(Excerpts from a dataset)
__________________________________________________

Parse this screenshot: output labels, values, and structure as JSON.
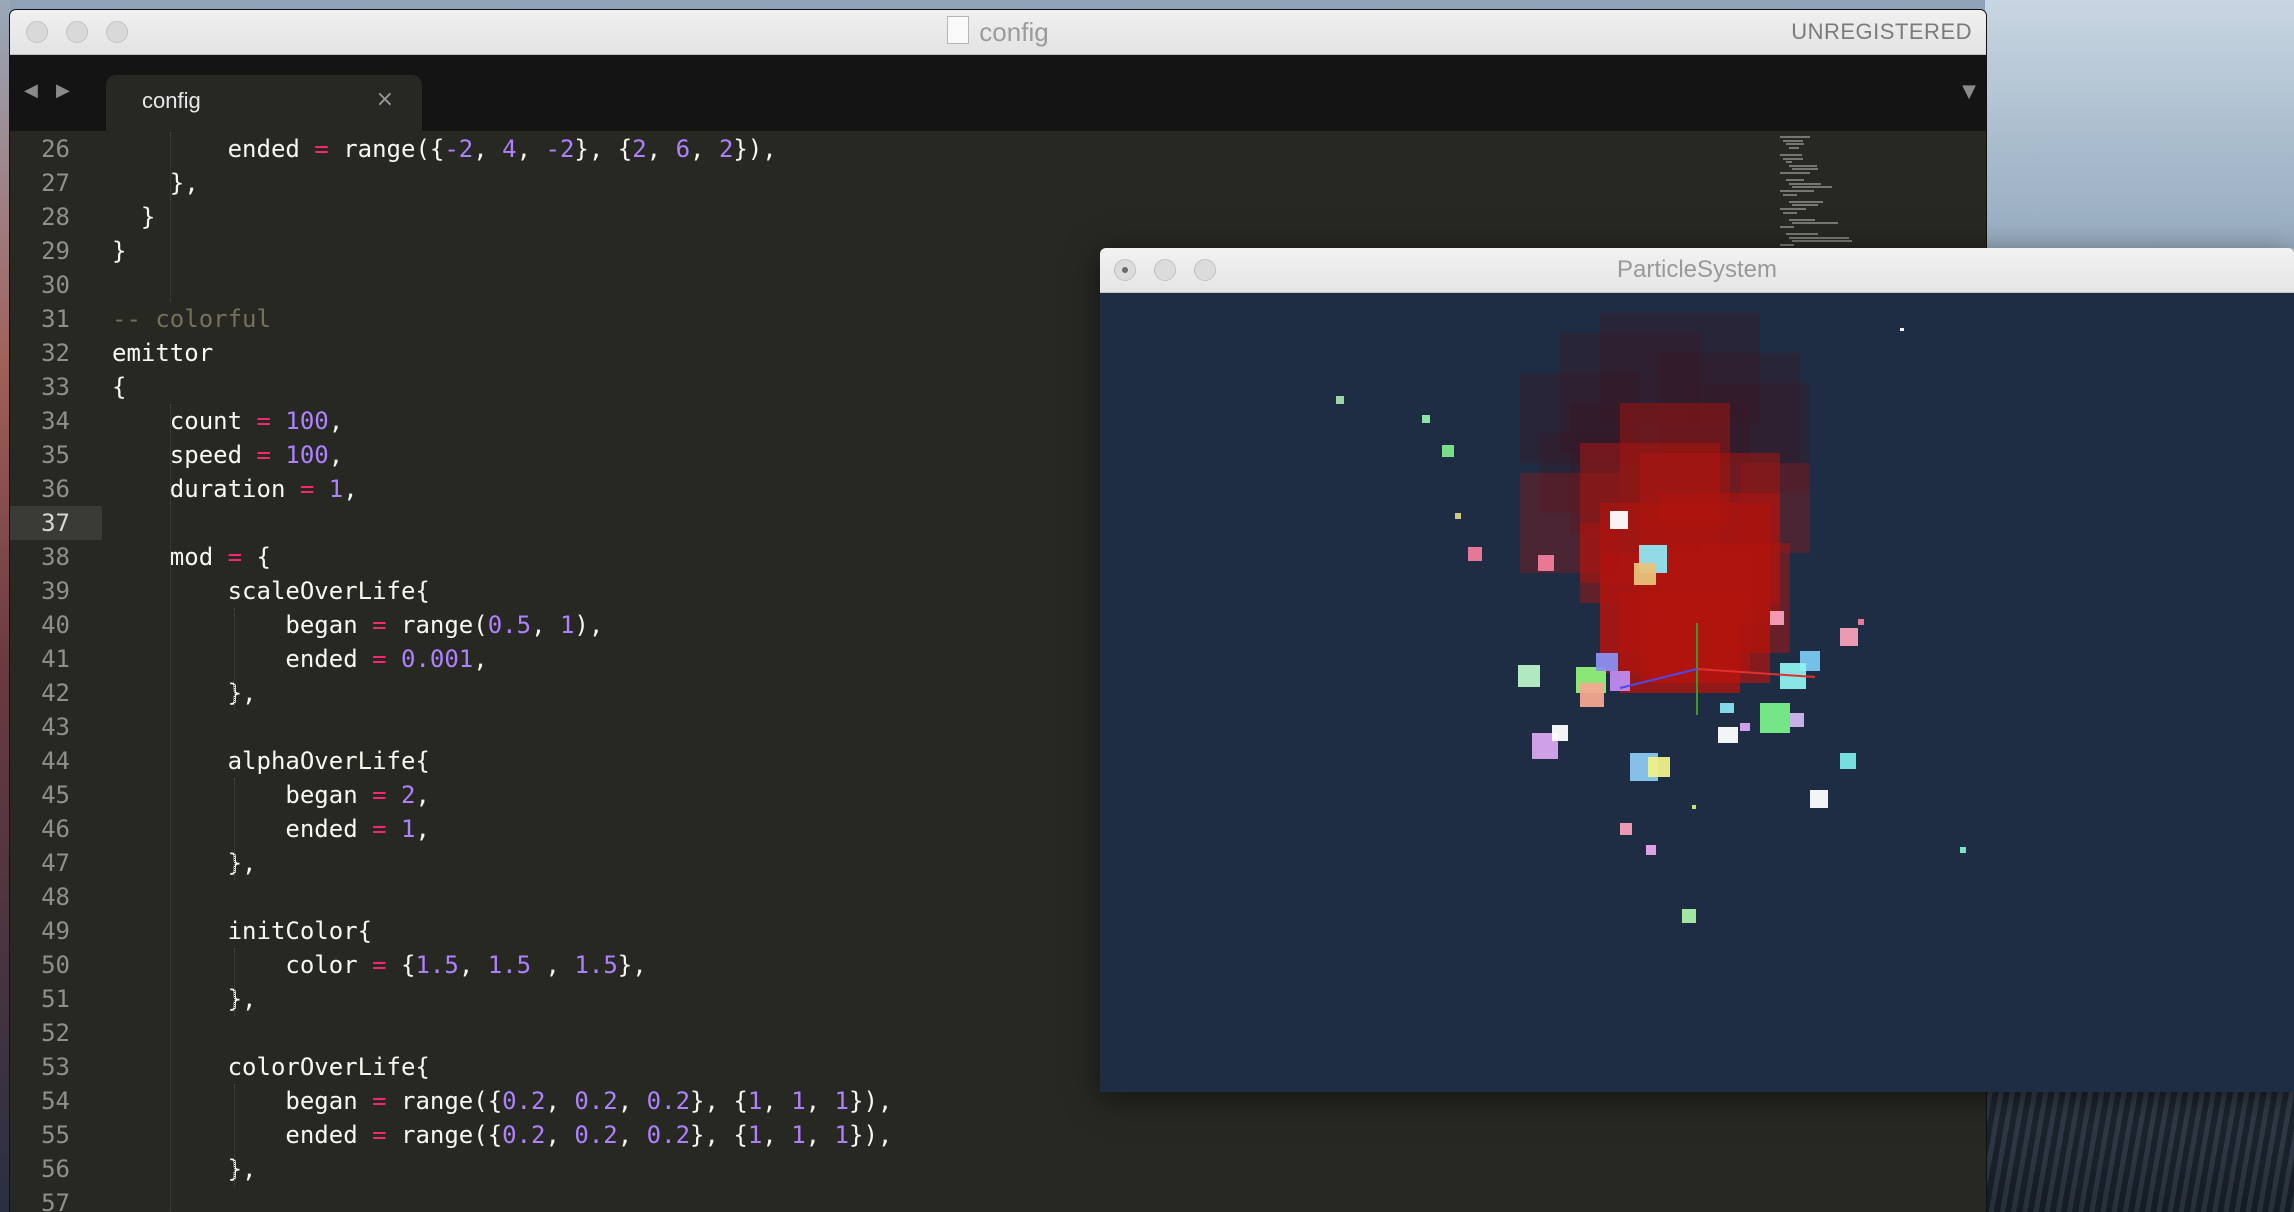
{
  "editor": {
    "window_title": "config",
    "unregistered_label": "UNREGISTERED",
    "tab_label": "config",
    "tab_close": "×",
    "nav_back": "◀",
    "nav_forward": "▶",
    "tab_menu": "▼",
    "current_line": 37,
    "line_numbers": [
      "26",
      "27",
      "28",
      "29",
      "30",
      "31",
      "32",
      "33",
      "34",
      "35",
      "36",
      "37",
      "38",
      "39",
      "40",
      "41",
      "42",
      "43",
      "44",
      "45",
      "46",
      "47",
      "48",
      "49",
      "50",
      "51",
      "52",
      "53",
      "54",
      "55",
      "56",
      "57"
    ],
    "code_lines": [
      [
        [
          "        ended ",
          ""
        ],
        [
          "=",
          "op"
        ],
        [
          " range({",
          ""
        ],
        [
          "-2",
          "num"
        ],
        [
          ", ",
          ""
        ],
        [
          "4",
          "num"
        ],
        [
          ", ",
          ""
        ],
        [
          "-2",
          "num"
        ],
        [
          "}, {",
          ""
        ],
        [
          "2",
          "num"
        ],
        [
          ", ",
          ""
        ],
        [
          "6",
          "num"
        ],
        [
          ", ",
          ""
        ],
        [
          "2",
          "num"
        ],
        [
          "}),",
          ""
        ]
      ],
      [
        [
          "    },",
          ""
        ]
      ],
      [
        [
          "  }",
          ""
        ]
      ],
      [
        [
          "}",
          ""
        ]
      ],
      [
        [
          "",
          ""
        ]
      ],
      [
        [
          "-- colorful",
          "com"
        ]
      ],
      [
        [
          "emittor",
          ""
        ]
      ],
      [
        [
          "{",
          ""
        ]
      ],
      [
        [
          "    count ",
          ""
        ],
        [
          "=",
          "op"
        ],
        [
          " ",
          ""
        ],
        [
          "100",
          "num"
        ],
        [
          ",",
          ""
        ]
      ],
      [
        [
          "    speed ",
          ""
        ],
        [
          "=",
          "op"
        ],
        [
          " ",
          ""
        ],
        [
          "100",
          "num"
        ],
        [
          ",",
          ""
        ]
      ],
      [
        [
          "    duration ",
          ""
        ],
        [
          "=",
          "op"
        ],
        [
          " ",
          ""
        ],
        [
          "1",
          "num"
        ],
        [
          ",",
          ""
        ]
      ],
      [
        [
          "",
          ""
        ]
      ],
      [
        [
          "    mod ",
          ""
        ],
        [
          "=",
          "op"
        ],
        [
          " {",
          ""
        ]
      ],
      [
        [
          "        scaleOverLife{",
          ""
        ]
      ],
      [
        [
          "            began ",
          ""
        ],
        [
          "=",
          "op"
        ],
        [
          " range(",
          ""
        ],
        [
          "0.5",
          "num"
        ],
        [
          ", ",
          ""
        ],
        [
          "1",
          "num"
        ],
        [
          "),",
          ""
        ]
      ],
      [
        [
          "            ended ",
          ""
        ],
        [
          "=",
          "op"
        ],
        [
          " ",
          ""
        ],
        [
          "0.001",
          "num"
        ],
        [
          ",",
          ""
        ]
      ],
      [
        [
          "        },",
          ""
        ]
      ],
      [
        [
          "",
          ""
        ]
      ],
      [
        [
          "        alphaOverLife{",
          ""
        ]
      ],
      [
        [
          "            began ",
          ""
        ],
        [
          "=",
          "op"
        ],
        [
          " ",
          ""
        ],
        [
          "2",
          "num"
        ],
        [
          ",",
          ""
        ]
      ],
      [
        [
          "            ended ",
          ""
        ],
        [
          "=",
          "op"
        ],
        [
          " ",
          ""
        ],
        [
          "1",
          "num"
        ],
        [
          ",",
          ""
        ]
      ],
      [
        [
          "        },",
          ""
        ]
      ],
      [
        [
          "",
          ""
        ]
      ],
      [
        [
          "        initColor{",
          ""
        ]
      ],
      [
        [
          "            color ",
          ""
        ],
        [
          "=",
          "op"
        ],
        [
          " {",
          ""
        ],
        [
          "1.5",
          "num"
        ],
        [
          ", ",
          ""
        ],
        [
          "1.5",
          "num"
        ],
        [
          " , ",
          ""
        ],
        [
          "1.5",
          "num"
        ],
        [
          "},",
          ""
        ]
      ],
      [
        [
          "        },",
          ""
        ]
      ],
      [
        [
          "",
          ""
        ]
      ],
      [
        [
          "        colorOverLife{",
          ""
        ]
      ],
      [
        [
          "            began ",
          ""
        ],
        [
          "=",
          "op"
        ],
        [
          " range({",
          ""
        ],
        [
          "0.2",
          "num"
        ],
        [
          ", ",
          ""
        ],
        [
          "0.2",
          "num"
        ],
        [
          ", ",
          ""
        ],
        [
          "0.2",
          "num"
        ],
        [
          "}, {",
          ""
        ],
        [
          "1",
          "num"
        ],
        [
          ", ",
          ""
        ],
        [
          "1",
          "num"
        ],
        [
          ", ",
          ""
        ],
        [
          "1",
          "num"
        ],
        [
          "}),",
          ""
        ]
      ],
      [
        [
          "            ended ",
          ""
        ],
        [
          "=",
          "op"
        ],
        [
          " range({",
          ""
        ],
        [
          "0.2",
          "num"
        ],
        [
          ", ",
          ""
        ],
        [
          "0.2",
          "num"
        ],
        [
          ", ",
          ""
        ],
        [
          "0.2",
          "num"
        ],
        [
          "}, {",
          ""
        ],
        [
          "1",
          "num"
        ],
        [
          ", ",
          ""
        ],
        [
          "1",
          "num"
        ],
        [
          ", ",
          ""
        ],
        [
          "1",
          "num"
        ],
        [
          "}),",
          ""
        ]
      ],
      [
        [
          "        },",
          ""
        ]
      ],
      [
        [
          "",
          ""
        ]
      ]
    ],
    "colors": {
      "keyword_op": "#f92672",
      "number": "#ae81ff",
      "comment": "#75715e",
      "text": "#f8f8f2",
      "background": "#272822"
    }
  },
  "particle_window": {
    "title": "ParticleSystem",
    "background": "#1f2d44",
    "glow_color": "#b0140e"
  }
}
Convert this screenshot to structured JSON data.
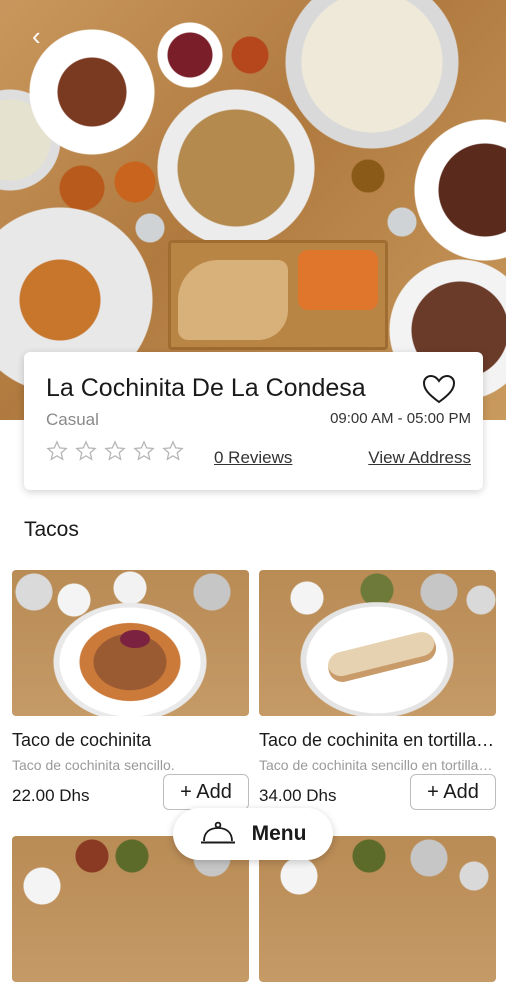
{
  "hero": {
    "back_icon": "arrow-left-icon"
  },
  "restaurant": {
    "name": "La Cochinita De La Condesa",
    "category": "Casual",
    "hours": "09:00 AM - 05:00 PM",
    "rating_stars": 0,
    "reviews_label": "0 Reviews",
    "address_label": "View Address",
    "favorite_icon": "heart-outline-icon"
  },
  "section": {
    "title": "Tacos"
  },
  "dishes": [
    {
      "name": "Taco de cochinita",
      "description": "Taco de cochinita sencillo.",
      "price": "22.00 Dhs",
      "add_label": "+ Add"
    },
    {
      "name": "Taco de cochinita en tortilla de harina",
      "description": "Taco de cochinita sencillo en tortilla de harina",
      "price": "34.00 Dhs",
      "add_label": "+ Add"
    },
    {
      "name": "",
      "description": "",
      "price": "",
      "add_label": ""
    },
    {
      "name": "",
      "description": "",
      "price": "",
      "add_label": ""
    }
  ],
  "menu_button": {
    "label": "Menu",
    "icon": "cloche-icon"
  }
}
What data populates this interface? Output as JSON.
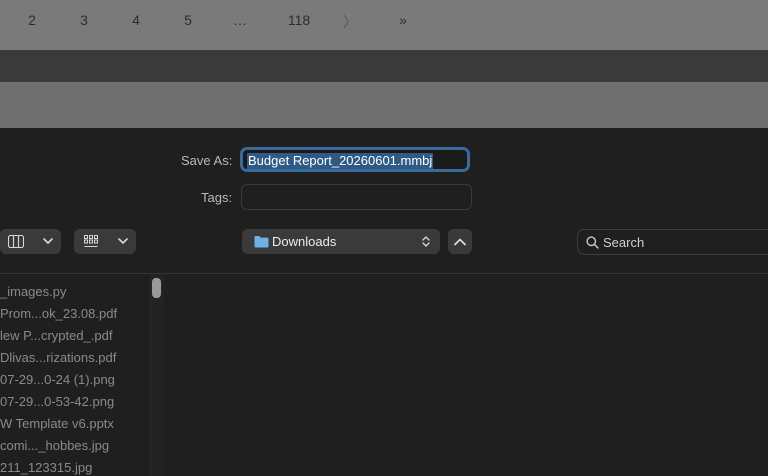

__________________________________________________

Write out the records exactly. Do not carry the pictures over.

Exercise result —
Parse this screenshot: output labels, values, and structure as JSON.
{
  "editor": {
    "window_title": "config",
    "unregistered_label": "UNREGISTERED",
    "tab_label": "config",
    "tab_close": "×",
    "nav_back": "◀",
    "nav_forward": "▶",
    "tab_menu": "▼",
    "current_line": 37,
    "line_numbers": [
      "26",
      "27",
      "28",
      "29",
      "30",
      "31",
      "32",
      "33",
      "34",
      "35",
      "36",
      "37",
      "38",
      "39",
      "40",
      "41",
      "42",
      "43",
      "44",
      "45",
      "46",
      "47",
      "48",
      "49",
      "50",
      "51",
      "52",
      "53",
      "54",
      "55",
      "56",
      "57"
    ],
    "code_lines": [
      [
        [
          "        ended ",
          ""
        ],
        [
          "=",
          "op"
        ],
        [
          " range({",
          ""
        ],
        [
          "-2",
          "num"
        ],
        [
          ", ",
          ""
        ],
        [
          "4",
          "num"
        ],
        [
          ", ",
          ""
        ],
        [
          "-2",
          "num"
        ],
        [
          "}, {",
          ""
        ],
        [
          "2",
          "num"
        ],
        [
          ", ",
          ""
        ],
        [
          "6",
          "num"
        ],
        [
          ", ",
          ""
        ],
        [
          "2",
          "num"
        ],
        [
          "}),",
          ""
        ]
      ],
      [
        [
          "    },",
          ""
        ]
      ],
      [
        [
          "  }",
          ""
        ]
      ],
      [
        [
          "}",
          ""
        ]
      ],
      [
        [
          "",
          ""
        ]
      ],
      [
        [
          "-- colorful",
          "com"
        ]
      ],
      [
        [
          "emittor",
          ""
        ]
      ],
      [
        [
          "{",
          ""
        ]
      ],
      [
        [
          "    count ",
          ""
        ],
        [
          "=",
          "op"
        ],
        [
          " ",
          ""
        ],
        [
          "100",
          "num"
        ],
        [
          ",",
          ""
        ]
      ],
      [
        [
          "    speed ",
          ""
        ],
        [
          "=",
          "op"
        ],
        [
          " ",
          ""
        ],
        [
          "100",
          "num"
        ],
        [
          ",",
          ""
        ]
      ],
      [
        [
          "    duration ",
          ""
        ],
        [
          "=",
          "op"
        ],
        [
          " ",
          ""
        ],
        [
          "1",
          "num"
        ],
        [
          ",",
          ""
        ]
      ],
      [
        [
          "",
          ""
        ]
      ],
      [
        [
          "    mod ",
          ""
        ],
        [
          "=",
          "op"
        ],
        [
          " {",
          ""
        ]
      ],
      [
        [
          "        scaleOverLife{",
          ""
        ]
      ],
      [
        [
          "            began ",
          ""
        ],
        [
          "=",
          "op"
        ],
        [
          " range(",
          ""
        ],
        [
          "0.5",
          "num"
        ],
        [
          ", ",
          ""
        ],
        [
          "1",
          "num"
        ],
        [
          "),",
          ""
        ]
      ],
      [
        [
          "            ended ",
          ""
        ],
        [
          "=",
          "op"
        ],
        [
          " ",
          ""
        ],
        [
          "0.001",
          "num"
        ],
        [
          ",",
          ""
        ]
      ],
      [
        [
          "        },",
          ""
        ]
      ],
      [
        [
          "",
          ""
        ]
      ],
      [
        [
          "        alphaOverLife{",
          ""
        ]
      ],
      [
        [
          "            began ",
          ""
        ],
        [
          "=",
          "op"
        ],
        [
          " ",
          ""
        ],
        [
          "2",
          "num"
        ],
        [
          ",",
          ""
        ]
      ],
      [
        [
          "            ended ",
          ""
        ],
        [
          "=",
          "op"
        ],
        [
          " ",
          ""
        ],
        [
          "1",
          "num"
        ],
        [
          ",",
          ""
        ]
      ],
      [
        [
          "        },",
          ""
        ]
      ],
      [
        [
          "",
          ""
        ]
      ],
      [
        [
          "        initColor{",
          ""
        ]
      ],
      [
        [
          "            color ",
          ""
        ],
        [
          "=",
          "op"
        ],
        [
          " {",
          ""
        ],
        [
          "1.5",
          "num"
        ],
        [
          ", ",
          ""
        ],
        [
          "1.5",
          "num"
        ],
        [
          " , ",
          ""
        ],
        [
          "1.5",
          "num"
        ],
        [
          "},",
          ""
        ]
      ],
      [
        [
          "        },",
          ""
        ]
      ],
      [
        [
          "",
          ""
        ]
      ],
      [
        [
          "        colorOverLife{",
          ""
        ]
      ],
      [
        [
          "            began ",
          ""
        ],
        [
          "=",
          "op"
        ],
        [
          " range({",
          ""
        ],
        [
          "0.2",
          "num"
        ],
        [
          ", ",
          ""
        ],
        [
          "0.2",
          "num"
        ],
        [
          ", ",
          ""
        ],
        [
          "0.2",
          "num"
        ],
        [
          "}, {",
          ""
        ],
        [
          "1",
          "num"
        ],
        [
          ", ",
          ""
        ],
        [
          "1",
          "num"
        ],
        [
          ", ",
          ""
        ],
        [
          "1",
          "num"
        ],
        [
          "}),",
          ""
        ]
      ],
      [
        [
          "            ended ",
          ""
        ],
        [
          "=",
          "op"
        ],
        [
          " range({",
          ""
        ],
        [
          "0.2",
          "num"
        ],
        [
          ", ",
          ""
        ],
        [
          "0.2",
          "num"
        ],
        [
          ", ",
          ""
        ],
        [
          "0.2",
          "num"
        ],
        [
          "}, {",
          ""
        ],
        [
          "1",
          "num"
        ],
        [
          ", ",
          ""
        ],
        [
          "1",
          "num"
        ],
        [
          ", ",
          ""
        ],
        [
          "1",
          "num"
        ],
        [
          "}),",
          ""
        ]
      ],
      [
        [
          "        },",
          ""
        ]
      ],
      [
        [
          "",
          ""
        ]
      ]
    ],
    "colors": {
      "keyword_op": "#f92672",
      "number": "#ae81ff",
      "comment": "#75715e",
      "text": "#f8f8f2",
      "background": "#272822"
    }
  },
  "particle_window": {
    "title": "ParticleSystem",
    "background": "#1f2d44",
    "glow_color": "#b0140e"
  }
}
Convert this screenshot to structured JSON data.
{
  "hero": {
    "back_icon": "arrow-left-icon"
  },
  "restaurant": {
    "name": "La Cochinita De La Condesa",
    "category": "Casual",
    "hours": "09:00 AM - 05:00 PM",
    "rating_stars": 0,
    "reviews_label": "0 Reviews",
    "address_label": "View Address",
    "favorite_icon": "heart-outline-icon"
  },
  "section": {
    "title": "Tacos"
  },
  "dishes": [
    {
      "name": "Taco de cochinita",
      "description": "Taco de cochinita sencillo.",
      "price": "22.00 Dhs",
      "add_label": "+ Add"
    },
    {
      "name": "Taco de cochinita en tortilla de harina",
      "description": "Taco de cochinita sencillo en tortilla de harina",
      "price": "34.00 Dhs",
      "add_label": "+ Add"
    },
    {
      "name": "",
      "description": "",
      "price": "",
      "add_label": ""
    },
    {
      "name": "",
      "description": "",
      "price": "",
      "add_label": ""
    }
  ],
  "menu_button": {
    "label": "Menu",
    "icon": "cloche-icon"
  }
}
What data populates this interface? Output as JSON.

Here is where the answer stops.